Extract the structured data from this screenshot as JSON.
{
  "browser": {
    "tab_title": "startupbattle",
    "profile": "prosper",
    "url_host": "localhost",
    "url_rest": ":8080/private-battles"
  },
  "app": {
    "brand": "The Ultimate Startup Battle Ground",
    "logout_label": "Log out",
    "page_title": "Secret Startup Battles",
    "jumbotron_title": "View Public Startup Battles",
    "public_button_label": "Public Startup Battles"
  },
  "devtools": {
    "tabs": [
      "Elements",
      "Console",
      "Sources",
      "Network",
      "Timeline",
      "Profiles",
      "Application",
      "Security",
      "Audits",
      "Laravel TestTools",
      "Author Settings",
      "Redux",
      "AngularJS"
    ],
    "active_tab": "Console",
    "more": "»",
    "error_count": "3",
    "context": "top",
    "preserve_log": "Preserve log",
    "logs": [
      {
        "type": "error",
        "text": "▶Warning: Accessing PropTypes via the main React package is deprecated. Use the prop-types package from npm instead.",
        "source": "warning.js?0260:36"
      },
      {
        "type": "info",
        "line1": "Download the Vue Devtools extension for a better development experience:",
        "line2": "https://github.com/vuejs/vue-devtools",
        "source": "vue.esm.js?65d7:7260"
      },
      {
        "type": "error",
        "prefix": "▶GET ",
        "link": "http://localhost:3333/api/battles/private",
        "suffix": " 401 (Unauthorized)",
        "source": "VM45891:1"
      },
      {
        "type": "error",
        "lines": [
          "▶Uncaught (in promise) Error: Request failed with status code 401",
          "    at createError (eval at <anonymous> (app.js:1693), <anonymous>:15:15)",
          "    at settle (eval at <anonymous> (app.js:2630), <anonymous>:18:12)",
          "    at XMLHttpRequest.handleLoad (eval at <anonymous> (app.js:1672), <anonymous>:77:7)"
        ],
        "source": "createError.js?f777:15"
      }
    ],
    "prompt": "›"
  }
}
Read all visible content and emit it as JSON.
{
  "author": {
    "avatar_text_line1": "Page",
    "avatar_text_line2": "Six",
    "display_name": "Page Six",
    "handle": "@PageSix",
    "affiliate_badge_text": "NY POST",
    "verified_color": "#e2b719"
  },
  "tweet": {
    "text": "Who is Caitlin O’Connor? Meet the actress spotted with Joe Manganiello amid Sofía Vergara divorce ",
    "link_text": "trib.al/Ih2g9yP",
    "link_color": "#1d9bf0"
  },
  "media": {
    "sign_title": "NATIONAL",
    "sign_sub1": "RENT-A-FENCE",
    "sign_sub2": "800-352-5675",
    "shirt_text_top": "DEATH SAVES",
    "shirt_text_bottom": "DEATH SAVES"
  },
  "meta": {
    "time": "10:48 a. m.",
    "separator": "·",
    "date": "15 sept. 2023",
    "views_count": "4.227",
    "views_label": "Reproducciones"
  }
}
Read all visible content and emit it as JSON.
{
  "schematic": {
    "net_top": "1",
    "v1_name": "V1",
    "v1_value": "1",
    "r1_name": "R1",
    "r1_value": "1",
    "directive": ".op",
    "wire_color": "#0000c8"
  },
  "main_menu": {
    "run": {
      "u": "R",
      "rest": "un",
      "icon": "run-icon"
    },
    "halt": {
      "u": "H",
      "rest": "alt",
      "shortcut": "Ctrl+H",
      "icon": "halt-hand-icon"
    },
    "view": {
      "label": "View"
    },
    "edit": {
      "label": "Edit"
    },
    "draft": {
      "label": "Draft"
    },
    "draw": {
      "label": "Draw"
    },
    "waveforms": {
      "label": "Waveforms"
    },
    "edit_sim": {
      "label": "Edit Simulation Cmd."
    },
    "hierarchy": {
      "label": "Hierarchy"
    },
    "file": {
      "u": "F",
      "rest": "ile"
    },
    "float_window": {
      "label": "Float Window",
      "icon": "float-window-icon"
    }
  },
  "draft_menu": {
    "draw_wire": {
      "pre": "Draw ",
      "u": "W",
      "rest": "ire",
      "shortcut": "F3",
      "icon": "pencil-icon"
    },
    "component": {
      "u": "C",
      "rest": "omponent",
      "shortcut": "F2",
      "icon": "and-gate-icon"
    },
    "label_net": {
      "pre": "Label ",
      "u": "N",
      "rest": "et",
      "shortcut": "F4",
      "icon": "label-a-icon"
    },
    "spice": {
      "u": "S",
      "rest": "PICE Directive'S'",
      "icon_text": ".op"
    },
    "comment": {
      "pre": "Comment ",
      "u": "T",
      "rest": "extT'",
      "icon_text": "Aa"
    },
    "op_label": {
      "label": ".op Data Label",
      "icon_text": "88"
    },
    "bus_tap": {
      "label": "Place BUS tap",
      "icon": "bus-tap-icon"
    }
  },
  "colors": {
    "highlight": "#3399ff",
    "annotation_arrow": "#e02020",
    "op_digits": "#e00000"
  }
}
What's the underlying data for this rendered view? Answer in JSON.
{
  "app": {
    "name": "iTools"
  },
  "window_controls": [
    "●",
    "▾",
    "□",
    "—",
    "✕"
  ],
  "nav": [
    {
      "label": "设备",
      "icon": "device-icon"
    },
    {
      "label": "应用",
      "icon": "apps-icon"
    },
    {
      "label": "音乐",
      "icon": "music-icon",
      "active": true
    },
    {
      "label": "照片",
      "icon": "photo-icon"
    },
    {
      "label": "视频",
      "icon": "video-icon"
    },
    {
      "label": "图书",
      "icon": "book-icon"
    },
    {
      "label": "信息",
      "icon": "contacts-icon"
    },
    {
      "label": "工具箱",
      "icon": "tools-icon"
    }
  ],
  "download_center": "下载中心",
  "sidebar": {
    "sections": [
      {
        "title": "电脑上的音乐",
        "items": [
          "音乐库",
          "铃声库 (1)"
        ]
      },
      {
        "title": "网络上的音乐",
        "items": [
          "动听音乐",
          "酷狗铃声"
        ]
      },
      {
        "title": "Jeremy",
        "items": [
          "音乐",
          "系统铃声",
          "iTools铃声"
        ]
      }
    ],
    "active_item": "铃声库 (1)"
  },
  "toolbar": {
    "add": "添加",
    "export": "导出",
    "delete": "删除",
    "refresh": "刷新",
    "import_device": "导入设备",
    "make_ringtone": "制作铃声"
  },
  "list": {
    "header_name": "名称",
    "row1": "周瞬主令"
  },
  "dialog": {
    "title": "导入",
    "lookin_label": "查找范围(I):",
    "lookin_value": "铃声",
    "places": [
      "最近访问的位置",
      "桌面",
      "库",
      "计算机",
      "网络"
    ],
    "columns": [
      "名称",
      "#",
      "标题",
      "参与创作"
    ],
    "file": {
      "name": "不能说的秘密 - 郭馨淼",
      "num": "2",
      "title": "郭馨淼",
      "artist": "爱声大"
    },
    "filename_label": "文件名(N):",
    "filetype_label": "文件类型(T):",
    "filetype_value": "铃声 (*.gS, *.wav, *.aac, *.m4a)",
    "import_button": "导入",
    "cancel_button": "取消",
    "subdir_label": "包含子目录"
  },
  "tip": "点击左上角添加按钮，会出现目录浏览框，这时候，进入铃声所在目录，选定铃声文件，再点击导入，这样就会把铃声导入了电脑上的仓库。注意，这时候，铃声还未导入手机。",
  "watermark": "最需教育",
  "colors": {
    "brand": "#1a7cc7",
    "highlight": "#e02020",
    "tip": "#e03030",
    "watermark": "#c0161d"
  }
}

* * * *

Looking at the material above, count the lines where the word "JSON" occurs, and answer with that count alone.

### WRITTEN ANSWER
4